Emotional health, mental acuity and social skills all tend to be better among physically active kids.

Mentally, regular exercise contributes to a lower incidence of anxiety disorders, greater self-esteem and increased focus and engagement.

Academically, student-athletes outperform students who aren’t involved in extracurriculars by 10% in core subjects (for instance, math and science). They’ll score better on tests, be more likely to graduate and be more likely to go to college.

The social benefits of team sports are improved leadership, enhanced time management and the better ability to interact in group settings. Athletes learn how to face adversity, deal with disappointment, make quick decisions, work with others and honor commitments. Without extracurriculars, teens will find other things to do; drug use and teen pregnancy are much more common for high schoolers who are not involved in organized after-school activities.

It’s Something You Can Agree On

Parents and students alike — roughly 80% in each case — see physical fitness as a primary reason to engage in organized sports. Moreover, high school athletes seem to be in it for the right reasons, one study finding fun (81%) and exercise (79%) were cited far more often than motivations such as winning (53%) and earning a college scholarship (39%).

The Future Looks Brighter

High school athletes are more likely to graduate from college than non-athletes. The majority of female corporate executives participated in organized sports.

Even society as a whole sees benefits from its active population, one recent study showing that physical inactivity costs the global economy $67.5 billion annually in health care costs and productivity losses. Meanwhile, people who maintain a physically active lifestyle from adolescence into adulthood spend around 15% less annually on health care costs than their less active counterparts.

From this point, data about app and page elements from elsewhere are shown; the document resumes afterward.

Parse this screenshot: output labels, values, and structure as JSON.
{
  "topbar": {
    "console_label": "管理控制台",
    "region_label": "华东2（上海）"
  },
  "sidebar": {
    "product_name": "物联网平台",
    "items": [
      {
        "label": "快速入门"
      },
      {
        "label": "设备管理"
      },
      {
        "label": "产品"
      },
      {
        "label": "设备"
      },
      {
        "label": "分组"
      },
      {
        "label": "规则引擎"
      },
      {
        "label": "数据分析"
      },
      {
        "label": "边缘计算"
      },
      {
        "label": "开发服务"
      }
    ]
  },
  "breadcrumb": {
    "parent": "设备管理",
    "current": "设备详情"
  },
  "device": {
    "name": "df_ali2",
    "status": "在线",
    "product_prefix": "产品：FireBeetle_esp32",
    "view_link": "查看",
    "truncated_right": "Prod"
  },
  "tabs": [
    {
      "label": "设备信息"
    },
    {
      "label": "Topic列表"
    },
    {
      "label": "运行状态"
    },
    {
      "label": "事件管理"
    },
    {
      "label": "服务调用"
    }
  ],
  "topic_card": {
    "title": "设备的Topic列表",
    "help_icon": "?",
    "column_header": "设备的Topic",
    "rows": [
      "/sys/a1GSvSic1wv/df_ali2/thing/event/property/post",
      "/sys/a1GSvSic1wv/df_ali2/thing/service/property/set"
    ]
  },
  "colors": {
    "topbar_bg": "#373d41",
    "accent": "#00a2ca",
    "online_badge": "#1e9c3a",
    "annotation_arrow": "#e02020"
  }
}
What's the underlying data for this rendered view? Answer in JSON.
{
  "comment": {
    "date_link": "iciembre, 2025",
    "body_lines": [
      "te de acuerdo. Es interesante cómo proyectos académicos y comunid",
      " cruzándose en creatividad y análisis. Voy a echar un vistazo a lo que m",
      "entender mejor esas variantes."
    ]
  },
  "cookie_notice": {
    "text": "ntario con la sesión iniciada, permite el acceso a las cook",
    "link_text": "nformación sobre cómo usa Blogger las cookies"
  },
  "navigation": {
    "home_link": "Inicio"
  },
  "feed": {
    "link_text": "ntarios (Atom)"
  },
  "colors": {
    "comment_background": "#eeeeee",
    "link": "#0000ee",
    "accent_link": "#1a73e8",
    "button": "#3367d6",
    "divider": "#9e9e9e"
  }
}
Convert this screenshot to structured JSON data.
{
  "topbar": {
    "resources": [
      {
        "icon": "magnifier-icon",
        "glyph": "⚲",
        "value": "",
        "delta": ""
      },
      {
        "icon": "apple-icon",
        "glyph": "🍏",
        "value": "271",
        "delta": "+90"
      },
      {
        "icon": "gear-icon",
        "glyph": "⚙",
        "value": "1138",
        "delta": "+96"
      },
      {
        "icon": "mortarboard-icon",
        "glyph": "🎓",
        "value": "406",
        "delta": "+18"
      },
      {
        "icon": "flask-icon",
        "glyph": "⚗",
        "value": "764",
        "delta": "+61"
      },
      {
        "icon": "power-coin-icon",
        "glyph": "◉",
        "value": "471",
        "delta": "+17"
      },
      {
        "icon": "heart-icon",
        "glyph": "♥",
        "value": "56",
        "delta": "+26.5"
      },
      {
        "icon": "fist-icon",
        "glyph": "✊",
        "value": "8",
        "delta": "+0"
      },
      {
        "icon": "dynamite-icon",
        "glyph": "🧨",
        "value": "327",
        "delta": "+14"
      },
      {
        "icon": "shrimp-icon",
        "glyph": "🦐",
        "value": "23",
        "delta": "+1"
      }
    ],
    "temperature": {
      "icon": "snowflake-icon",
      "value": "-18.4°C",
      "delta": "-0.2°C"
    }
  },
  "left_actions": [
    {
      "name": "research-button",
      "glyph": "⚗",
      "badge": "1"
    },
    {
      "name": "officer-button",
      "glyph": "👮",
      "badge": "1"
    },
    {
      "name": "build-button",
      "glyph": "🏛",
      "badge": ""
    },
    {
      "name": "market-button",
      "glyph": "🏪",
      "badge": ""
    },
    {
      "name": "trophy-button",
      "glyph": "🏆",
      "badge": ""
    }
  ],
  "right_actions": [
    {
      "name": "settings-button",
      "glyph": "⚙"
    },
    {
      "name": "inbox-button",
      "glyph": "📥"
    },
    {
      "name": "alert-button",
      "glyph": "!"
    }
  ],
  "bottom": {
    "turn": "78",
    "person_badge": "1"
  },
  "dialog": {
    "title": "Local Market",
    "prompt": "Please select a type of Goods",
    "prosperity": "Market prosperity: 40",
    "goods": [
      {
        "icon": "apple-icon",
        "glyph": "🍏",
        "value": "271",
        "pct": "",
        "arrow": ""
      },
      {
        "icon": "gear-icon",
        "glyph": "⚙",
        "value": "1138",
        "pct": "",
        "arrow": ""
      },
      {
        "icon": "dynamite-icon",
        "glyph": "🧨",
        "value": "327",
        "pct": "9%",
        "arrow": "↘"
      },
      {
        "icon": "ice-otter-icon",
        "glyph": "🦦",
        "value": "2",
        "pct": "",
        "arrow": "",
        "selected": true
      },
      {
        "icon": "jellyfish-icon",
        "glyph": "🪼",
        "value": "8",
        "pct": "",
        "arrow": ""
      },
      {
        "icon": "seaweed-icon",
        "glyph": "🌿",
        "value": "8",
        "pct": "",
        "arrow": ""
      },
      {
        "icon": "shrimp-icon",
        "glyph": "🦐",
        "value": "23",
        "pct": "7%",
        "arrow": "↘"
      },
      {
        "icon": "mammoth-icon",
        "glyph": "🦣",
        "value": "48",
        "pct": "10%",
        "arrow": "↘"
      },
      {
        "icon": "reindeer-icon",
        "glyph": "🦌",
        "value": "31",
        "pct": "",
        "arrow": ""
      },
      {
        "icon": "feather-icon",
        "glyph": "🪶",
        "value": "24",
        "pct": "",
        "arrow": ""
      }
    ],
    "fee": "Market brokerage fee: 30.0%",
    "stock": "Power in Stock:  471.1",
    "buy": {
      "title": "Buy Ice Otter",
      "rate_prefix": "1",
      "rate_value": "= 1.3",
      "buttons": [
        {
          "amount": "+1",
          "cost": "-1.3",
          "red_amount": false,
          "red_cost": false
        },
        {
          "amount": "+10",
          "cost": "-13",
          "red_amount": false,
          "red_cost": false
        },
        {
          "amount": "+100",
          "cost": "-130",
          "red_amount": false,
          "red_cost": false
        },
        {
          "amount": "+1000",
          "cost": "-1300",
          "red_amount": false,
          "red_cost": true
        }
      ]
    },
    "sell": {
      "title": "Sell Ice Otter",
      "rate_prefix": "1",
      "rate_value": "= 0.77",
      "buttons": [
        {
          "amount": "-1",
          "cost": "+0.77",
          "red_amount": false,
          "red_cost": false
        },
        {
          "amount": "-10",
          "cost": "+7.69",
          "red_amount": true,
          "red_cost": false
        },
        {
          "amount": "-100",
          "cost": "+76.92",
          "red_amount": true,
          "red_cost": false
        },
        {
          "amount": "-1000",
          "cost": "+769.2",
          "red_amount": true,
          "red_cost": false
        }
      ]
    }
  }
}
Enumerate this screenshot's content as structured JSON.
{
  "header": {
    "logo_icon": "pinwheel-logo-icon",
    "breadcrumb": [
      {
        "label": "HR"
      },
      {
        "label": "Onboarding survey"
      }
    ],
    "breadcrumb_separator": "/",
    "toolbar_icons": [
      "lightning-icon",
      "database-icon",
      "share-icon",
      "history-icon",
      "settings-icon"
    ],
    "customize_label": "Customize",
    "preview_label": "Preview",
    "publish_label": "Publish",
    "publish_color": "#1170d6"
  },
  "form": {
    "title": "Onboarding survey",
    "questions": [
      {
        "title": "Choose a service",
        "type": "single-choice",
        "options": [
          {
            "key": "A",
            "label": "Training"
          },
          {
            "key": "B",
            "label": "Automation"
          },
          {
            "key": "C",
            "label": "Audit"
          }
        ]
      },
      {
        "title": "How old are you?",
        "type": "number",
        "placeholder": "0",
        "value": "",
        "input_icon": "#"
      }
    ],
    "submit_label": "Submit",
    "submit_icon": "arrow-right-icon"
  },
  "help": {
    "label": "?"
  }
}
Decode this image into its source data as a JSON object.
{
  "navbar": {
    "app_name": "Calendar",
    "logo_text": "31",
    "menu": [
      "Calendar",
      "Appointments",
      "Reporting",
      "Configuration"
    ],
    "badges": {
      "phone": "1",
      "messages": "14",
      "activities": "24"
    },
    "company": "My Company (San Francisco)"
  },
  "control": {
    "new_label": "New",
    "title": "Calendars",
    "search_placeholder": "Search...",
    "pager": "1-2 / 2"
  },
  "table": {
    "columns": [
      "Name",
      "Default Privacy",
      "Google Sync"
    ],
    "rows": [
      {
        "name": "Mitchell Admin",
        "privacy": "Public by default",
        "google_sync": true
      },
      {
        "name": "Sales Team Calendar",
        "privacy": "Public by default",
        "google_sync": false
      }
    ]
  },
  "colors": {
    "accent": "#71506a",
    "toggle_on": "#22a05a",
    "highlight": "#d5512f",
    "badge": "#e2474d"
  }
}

Physical activity helps create happy, healthy and accountable kids who know the value of support and supporting others. When they carry those traits into adulthood, we’re all better for it. Please see the accompanying resource, by Axio Athletic, for more information about the benefits of sports for kids.